Website and app data records:

--- START ---

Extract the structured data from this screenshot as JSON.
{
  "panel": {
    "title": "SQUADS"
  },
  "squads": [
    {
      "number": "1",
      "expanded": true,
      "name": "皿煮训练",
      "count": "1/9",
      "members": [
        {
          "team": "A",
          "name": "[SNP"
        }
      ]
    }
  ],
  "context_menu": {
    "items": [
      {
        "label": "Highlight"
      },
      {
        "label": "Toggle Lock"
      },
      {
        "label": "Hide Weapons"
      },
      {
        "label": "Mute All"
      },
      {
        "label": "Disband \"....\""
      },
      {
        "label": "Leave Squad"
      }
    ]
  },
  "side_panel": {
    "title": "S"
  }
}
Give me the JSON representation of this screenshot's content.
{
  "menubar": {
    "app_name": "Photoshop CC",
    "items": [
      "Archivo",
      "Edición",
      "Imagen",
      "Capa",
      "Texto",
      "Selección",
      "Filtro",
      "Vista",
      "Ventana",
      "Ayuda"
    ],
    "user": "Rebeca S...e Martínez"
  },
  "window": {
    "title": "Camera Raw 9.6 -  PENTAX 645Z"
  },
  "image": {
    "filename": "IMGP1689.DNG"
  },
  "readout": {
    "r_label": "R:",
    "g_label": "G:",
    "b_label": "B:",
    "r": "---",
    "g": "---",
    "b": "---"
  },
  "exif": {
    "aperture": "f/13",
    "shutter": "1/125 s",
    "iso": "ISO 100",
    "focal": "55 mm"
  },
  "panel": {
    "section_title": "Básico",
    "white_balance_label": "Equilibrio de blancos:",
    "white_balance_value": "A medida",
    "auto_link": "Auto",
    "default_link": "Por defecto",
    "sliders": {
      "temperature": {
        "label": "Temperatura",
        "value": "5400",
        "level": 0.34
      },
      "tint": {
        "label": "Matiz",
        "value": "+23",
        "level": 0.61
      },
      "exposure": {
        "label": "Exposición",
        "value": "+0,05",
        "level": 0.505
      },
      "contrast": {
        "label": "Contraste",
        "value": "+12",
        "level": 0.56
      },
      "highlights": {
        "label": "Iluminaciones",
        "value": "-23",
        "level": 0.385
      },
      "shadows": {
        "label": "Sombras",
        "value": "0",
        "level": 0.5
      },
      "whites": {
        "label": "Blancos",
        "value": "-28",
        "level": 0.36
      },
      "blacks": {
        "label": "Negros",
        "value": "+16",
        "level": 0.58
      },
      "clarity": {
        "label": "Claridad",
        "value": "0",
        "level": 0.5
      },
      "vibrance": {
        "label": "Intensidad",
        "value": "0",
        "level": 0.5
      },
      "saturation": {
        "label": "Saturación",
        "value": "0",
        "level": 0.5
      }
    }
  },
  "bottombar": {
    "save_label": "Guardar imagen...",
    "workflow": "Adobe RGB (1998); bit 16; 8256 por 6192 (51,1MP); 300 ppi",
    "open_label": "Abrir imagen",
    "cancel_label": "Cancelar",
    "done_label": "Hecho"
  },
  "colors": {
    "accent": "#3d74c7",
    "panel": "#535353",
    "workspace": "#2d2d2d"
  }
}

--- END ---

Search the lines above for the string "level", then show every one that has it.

        "level": 0.34
        "level": 0.61
        "level": 0.505
        "level": 0.56
        "level": 0.385
        "level": 0.5
        "level": 0.36
        "level": 0.58
        "level": 0.5
        "level": 0.5
        "level": 0.5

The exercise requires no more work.